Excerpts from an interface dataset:
_ _ _ _ _

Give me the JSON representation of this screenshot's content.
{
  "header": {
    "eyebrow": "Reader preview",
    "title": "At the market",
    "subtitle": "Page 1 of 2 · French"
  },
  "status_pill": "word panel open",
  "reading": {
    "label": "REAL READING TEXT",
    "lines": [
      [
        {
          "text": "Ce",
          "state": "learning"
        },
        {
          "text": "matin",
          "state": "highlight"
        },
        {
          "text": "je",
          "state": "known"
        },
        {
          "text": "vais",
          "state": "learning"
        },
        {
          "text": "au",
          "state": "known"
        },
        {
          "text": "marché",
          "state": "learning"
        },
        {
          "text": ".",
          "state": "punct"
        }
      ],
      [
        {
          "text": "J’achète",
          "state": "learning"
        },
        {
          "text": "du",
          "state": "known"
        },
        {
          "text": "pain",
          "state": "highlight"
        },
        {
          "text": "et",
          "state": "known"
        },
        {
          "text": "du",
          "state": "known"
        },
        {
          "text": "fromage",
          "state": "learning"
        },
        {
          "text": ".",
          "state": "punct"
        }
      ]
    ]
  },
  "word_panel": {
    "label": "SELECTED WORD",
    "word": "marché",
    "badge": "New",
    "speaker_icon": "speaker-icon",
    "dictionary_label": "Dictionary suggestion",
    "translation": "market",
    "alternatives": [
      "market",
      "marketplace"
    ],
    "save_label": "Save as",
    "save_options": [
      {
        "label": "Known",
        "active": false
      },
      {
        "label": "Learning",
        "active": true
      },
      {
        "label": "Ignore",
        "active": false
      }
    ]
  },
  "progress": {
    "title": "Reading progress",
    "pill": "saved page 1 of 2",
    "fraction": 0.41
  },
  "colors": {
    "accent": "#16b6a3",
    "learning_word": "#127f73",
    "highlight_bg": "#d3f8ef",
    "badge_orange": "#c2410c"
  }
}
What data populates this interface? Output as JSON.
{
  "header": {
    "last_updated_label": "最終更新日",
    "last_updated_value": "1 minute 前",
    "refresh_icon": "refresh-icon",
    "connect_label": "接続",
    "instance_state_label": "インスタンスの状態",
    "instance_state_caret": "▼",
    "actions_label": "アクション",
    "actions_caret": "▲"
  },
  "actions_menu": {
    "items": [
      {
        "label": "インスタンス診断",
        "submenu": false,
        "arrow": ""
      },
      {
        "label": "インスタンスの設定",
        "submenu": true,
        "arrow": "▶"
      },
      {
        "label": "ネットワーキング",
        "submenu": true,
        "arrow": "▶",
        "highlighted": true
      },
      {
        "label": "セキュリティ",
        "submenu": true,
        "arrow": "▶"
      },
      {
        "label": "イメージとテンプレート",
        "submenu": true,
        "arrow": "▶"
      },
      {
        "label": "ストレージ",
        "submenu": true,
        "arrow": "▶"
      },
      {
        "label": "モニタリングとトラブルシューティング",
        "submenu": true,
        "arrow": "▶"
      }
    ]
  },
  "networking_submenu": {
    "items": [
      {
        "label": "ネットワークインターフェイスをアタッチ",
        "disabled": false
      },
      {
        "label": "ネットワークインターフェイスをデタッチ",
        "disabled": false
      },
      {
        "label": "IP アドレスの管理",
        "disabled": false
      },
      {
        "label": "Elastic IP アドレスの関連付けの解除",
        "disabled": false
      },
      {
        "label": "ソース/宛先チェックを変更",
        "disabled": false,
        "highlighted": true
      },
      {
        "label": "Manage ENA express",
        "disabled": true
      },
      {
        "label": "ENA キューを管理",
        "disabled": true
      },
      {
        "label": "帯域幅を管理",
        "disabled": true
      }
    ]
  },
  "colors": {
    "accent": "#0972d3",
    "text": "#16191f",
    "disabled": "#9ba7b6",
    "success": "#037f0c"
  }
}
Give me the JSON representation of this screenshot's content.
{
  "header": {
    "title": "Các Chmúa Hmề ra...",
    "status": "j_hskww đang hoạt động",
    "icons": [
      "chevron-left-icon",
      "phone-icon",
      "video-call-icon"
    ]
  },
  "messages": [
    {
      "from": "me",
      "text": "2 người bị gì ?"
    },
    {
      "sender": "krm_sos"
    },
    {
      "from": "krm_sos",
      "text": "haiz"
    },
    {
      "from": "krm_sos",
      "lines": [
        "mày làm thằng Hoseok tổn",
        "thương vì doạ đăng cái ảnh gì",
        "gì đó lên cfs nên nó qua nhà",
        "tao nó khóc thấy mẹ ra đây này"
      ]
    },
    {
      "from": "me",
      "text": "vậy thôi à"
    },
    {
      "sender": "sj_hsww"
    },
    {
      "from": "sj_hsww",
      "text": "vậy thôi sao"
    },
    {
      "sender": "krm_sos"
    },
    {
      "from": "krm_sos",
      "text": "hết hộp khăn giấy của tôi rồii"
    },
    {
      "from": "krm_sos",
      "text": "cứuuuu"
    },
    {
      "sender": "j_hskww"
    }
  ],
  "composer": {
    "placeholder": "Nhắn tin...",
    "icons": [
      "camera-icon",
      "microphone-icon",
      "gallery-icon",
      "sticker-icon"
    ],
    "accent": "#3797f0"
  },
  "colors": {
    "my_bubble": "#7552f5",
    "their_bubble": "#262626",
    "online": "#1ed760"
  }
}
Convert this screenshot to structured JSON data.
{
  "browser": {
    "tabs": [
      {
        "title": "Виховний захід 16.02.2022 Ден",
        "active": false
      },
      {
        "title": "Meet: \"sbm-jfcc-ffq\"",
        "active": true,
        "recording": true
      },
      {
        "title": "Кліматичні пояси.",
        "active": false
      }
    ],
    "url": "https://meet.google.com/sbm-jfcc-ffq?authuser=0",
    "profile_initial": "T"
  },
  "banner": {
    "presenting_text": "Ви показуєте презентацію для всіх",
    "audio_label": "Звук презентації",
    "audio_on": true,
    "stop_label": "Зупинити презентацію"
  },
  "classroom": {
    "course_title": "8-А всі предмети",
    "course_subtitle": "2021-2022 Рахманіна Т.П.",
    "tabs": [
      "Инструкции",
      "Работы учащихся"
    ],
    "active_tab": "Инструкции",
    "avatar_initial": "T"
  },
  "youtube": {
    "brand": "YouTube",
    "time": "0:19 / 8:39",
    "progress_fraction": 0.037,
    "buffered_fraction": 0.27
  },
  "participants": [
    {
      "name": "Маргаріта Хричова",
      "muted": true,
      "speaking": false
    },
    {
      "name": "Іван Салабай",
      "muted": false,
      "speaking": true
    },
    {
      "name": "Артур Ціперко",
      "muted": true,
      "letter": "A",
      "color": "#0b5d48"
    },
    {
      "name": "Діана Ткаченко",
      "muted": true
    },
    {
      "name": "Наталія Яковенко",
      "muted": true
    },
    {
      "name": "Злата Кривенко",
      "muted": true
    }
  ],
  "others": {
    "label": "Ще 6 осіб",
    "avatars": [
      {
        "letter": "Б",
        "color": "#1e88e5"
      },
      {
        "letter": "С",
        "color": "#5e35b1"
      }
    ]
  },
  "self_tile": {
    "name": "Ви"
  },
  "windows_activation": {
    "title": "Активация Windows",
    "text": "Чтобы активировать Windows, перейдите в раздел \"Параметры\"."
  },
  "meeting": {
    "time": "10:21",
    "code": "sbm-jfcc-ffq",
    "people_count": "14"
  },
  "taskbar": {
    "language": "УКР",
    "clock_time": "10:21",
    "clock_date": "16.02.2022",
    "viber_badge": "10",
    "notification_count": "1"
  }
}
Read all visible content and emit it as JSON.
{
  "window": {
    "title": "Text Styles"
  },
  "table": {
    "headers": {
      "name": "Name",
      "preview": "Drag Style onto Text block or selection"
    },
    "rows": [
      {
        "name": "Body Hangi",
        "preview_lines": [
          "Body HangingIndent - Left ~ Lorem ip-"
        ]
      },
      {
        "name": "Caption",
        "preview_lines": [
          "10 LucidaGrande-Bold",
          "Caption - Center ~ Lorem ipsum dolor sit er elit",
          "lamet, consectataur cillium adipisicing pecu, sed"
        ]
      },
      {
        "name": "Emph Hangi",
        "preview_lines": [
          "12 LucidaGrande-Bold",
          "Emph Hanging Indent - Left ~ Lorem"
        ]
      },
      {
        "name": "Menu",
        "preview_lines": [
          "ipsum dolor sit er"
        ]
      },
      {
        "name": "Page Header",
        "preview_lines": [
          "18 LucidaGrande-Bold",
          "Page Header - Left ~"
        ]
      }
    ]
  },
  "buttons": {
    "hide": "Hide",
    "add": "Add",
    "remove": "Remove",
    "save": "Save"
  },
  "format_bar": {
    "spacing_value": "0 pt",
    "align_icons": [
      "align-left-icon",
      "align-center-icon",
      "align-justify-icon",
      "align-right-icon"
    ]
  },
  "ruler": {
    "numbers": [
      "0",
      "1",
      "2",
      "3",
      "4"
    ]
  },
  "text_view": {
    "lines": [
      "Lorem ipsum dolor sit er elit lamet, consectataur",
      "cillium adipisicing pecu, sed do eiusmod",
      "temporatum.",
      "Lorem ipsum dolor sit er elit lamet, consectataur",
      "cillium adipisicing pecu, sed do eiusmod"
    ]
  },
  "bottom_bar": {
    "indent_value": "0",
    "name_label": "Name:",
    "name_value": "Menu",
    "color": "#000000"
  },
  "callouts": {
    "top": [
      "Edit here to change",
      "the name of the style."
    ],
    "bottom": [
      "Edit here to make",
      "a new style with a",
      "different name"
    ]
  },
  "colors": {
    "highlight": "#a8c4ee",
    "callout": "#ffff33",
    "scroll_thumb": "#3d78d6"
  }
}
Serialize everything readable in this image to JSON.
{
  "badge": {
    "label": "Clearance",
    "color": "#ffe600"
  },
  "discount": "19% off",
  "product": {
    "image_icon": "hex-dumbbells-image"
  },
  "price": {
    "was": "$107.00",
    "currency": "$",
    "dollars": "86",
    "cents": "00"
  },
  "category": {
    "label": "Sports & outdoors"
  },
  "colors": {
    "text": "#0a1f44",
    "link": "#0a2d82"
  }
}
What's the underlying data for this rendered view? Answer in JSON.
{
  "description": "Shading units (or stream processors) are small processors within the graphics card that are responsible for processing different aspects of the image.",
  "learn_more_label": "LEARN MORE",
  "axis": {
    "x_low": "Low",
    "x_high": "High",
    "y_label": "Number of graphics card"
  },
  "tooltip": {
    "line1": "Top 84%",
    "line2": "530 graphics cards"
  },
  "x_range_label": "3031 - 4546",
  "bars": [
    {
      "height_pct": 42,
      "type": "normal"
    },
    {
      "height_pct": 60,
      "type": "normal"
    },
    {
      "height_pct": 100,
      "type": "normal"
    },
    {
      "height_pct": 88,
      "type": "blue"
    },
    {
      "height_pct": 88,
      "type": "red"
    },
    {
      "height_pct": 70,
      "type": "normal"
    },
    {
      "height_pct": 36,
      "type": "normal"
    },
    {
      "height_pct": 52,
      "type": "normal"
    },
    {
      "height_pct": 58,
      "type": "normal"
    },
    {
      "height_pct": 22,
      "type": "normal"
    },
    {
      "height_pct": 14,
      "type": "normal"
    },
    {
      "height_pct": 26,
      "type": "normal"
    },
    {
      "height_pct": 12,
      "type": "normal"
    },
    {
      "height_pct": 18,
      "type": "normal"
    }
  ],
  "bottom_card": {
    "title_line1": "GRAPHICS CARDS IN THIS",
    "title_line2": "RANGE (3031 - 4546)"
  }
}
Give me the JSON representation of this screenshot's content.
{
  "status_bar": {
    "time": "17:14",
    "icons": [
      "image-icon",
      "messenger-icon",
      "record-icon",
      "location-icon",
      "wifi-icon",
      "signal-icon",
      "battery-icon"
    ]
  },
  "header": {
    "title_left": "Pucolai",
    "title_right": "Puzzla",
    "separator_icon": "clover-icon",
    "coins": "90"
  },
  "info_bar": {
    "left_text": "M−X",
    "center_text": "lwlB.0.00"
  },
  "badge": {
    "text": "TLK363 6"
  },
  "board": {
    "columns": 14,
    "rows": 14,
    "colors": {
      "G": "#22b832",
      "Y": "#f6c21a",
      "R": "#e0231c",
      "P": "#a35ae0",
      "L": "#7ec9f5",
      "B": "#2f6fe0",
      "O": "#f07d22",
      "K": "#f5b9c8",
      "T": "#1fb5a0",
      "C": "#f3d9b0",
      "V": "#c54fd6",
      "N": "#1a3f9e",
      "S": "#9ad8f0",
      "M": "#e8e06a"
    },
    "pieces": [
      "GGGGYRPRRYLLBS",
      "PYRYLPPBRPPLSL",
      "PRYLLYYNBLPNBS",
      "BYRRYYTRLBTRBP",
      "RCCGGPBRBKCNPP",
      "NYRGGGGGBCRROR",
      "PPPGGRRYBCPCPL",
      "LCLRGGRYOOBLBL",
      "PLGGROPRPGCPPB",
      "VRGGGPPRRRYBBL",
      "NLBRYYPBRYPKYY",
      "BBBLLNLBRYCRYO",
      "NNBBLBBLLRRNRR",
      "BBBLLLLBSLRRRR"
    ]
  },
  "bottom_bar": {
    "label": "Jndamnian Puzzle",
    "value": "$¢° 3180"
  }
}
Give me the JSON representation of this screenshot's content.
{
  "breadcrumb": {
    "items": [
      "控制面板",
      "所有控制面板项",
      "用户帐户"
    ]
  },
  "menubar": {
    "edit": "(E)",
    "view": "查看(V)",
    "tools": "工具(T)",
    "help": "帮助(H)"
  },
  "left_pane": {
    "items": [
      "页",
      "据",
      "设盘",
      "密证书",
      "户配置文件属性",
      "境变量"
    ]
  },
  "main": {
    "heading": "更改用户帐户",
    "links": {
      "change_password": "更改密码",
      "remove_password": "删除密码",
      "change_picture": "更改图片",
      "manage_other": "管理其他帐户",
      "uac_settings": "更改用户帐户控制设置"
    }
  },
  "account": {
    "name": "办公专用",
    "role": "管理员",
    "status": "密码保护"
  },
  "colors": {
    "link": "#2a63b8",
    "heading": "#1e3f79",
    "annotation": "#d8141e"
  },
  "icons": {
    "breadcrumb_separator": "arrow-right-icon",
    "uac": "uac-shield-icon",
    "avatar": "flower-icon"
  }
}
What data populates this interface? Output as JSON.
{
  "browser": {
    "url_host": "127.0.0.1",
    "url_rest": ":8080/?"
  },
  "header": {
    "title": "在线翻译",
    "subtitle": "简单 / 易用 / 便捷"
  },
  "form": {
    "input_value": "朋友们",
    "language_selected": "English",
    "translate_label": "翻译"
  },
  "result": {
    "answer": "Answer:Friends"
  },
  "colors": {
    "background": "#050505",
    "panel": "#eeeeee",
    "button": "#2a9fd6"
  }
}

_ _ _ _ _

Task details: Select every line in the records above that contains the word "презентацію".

Expected answer:
    "presenting_text": "Ви показуєте презентацію для всіх",
    "stop_label": "Зупинити презентацію"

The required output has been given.